Argued and Submitted March 1, 2010.
Filed April 1, 2010.
Christine Michelle Adams, Assistant U.S., Michael J. Raphael, Esquire, Assistant U.S., Office of the U.S. Attorney, Los Angeles, CA, for Plaintiff-Appellee.
David Robert Reed, I, Esquire, Law Offices of David Robert Reed, Los Angeles, CA, for Defendant-Appellant.
Appeal from the United States District Court for the Central District of California, Gary A. Feess, Judge, Presiding. D.C. No. 2:08-CR-00974-GAF-1.
Wahid Siddiqi has appealed the sentence imposed by the district court following his guilty plea to multiple charges of fraud in connection with means of identification in violation of 18 U.S.C. § 1028(a)(7) (c)(3)(A). Among other things, Siddiqi challenges the district court's calculation of the loss attributable to his offenses under U.S.S.G. § 2B1.1. The commentary to that Guideline defines "actual loss" to include "the reasonably foreseeable pecuniary harm that resulted from the offense." Id. app. note 3(A)(i). "Reasonably foreseeable pecuniary harm" means "pecuniary harm that the defendant knew or, under the circumstances, reasonably should have known, was a potential result of the offense." Id. app. note 3(A)(iv).
An employee of a bank stole personal information about bank customers. Siddiqi obtained some of that information and sold it to a government informant. The record reflects that no customer suffered any actual harm.
Once the bank discovered the theft, it notified all of the customers in writing, established a call center where they could call to obtain more information, and offered them two years of credit monitoring at the bank's expense. The district court included in Siddiqi's loss calculation a proportionate share of the bank's cost of providing each of these services. The lion's share consisted of the credit monitoring service.

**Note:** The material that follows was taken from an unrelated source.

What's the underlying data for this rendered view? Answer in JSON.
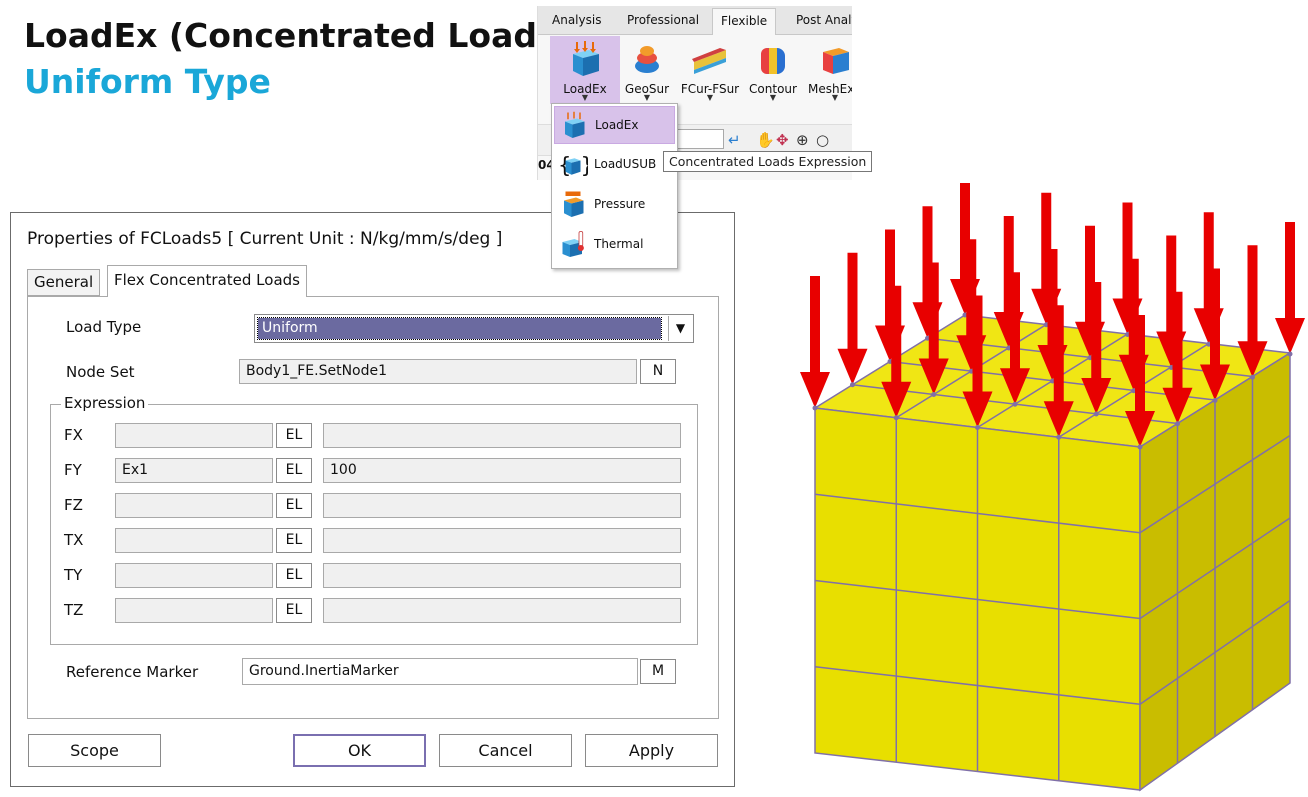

Had that particular expense been excluded from the loss calculation, it would have reduced Siddiqi's offense level.
The district court found that all of these expenses constituted reasonably foreseeable pecuniary harm resulting from Siddiqi's offenses. We review that finding for clear error. United States v. Garro, 517 F.3d 1163, 1167 (9th Cir. 2008).
Expenses that a victim incurs to mitigate the effects of a data loss may, in appropriate circumstances, constitute reasonably foreseeable pecuniary harm under the Guideline commentary. See United States v. Pham, 545 F.3d 712, 721 (9th Cir. 2008). In Pham, the victims incurred actual losses as a result of identity theft. We held that their expenses to resolve account shortfalls and related problems, if proven, could amount to reasonably foreseeable losses from the fraud.
The record in this case contained no basis to support the district court's finding that expense the bank incurred to offer its customers credit monitoring services was a reasonably foreseeable result of Siddiqi's fraud. In its comments, the court focused not on foreseeability but rather on whether the bank had acted reasonably and had done "what businesses ought to do." The fact that the bank acted reasonably, however, does not suffice to establish that the expenses it incurred were reasonably foreseeable. Indeed, the court noted in its comments that the steps the bank took were unusual and went beyond the norm. See Sentencing Tr. 17 ("Countrywide is doing what businesses ought to do. They rarely do . . . what they did in this — in this situation."), 20 ("[W]e're in a situation where what this corporation did for a change was to protect its customers"). In addition, the credit monitoring service arguably went beyond what banking regulatory guidelines suggest. We also note that there was no victim impact statement or other evidence in the record addressing, for example, whether providing this particular service is typical in similar circumstances or even why the bank elected to offer its customers credit monitoring.
Under the circumstances, the district court's finding of reasonable foreseeability was unsupported in the record and was therefore clearly erroneous. Because we have found an error in the Guidelines calculation that provided the starting point for the sentence the district court imposed, we remand the case to the district court for resentencing. See Gall v. United States, 552 U.S. 38, 51, 128 S.Ct. 586, 169 L.Ed.2d 445 (2007). For this reason, we need not consider the other arguments Siddiqi has made on appeal.
We do not limit the evidence that the district court may consider to the evidence that was presented at the original sentencing hearing. Rather, we remand the case on an open record so that both parties can present evidence relevant to the issue of reasonable foreseeability. See Pham, 545 F.3d at 723.
VACATED AND REMANDED.
I don't think the district court clearly erred in finding it was reasonably foreseeable that the bank would act to protect its customers as it did in the circumstances of this case: the scale of identity theft was huge, and it included, among other things, the social security number of millions of individuals. Nor do I agree with the suggestion that foreseeability is somehow capped by prior responses to unrelated thefts of a different order of magnitude, or by regulations that establish a floor for what a banking institution must do. Instead, I would apply United States v. Pham, 545 F.3d 712, 721 (9th Cir. 2008), to the loss calculation here, and affirm.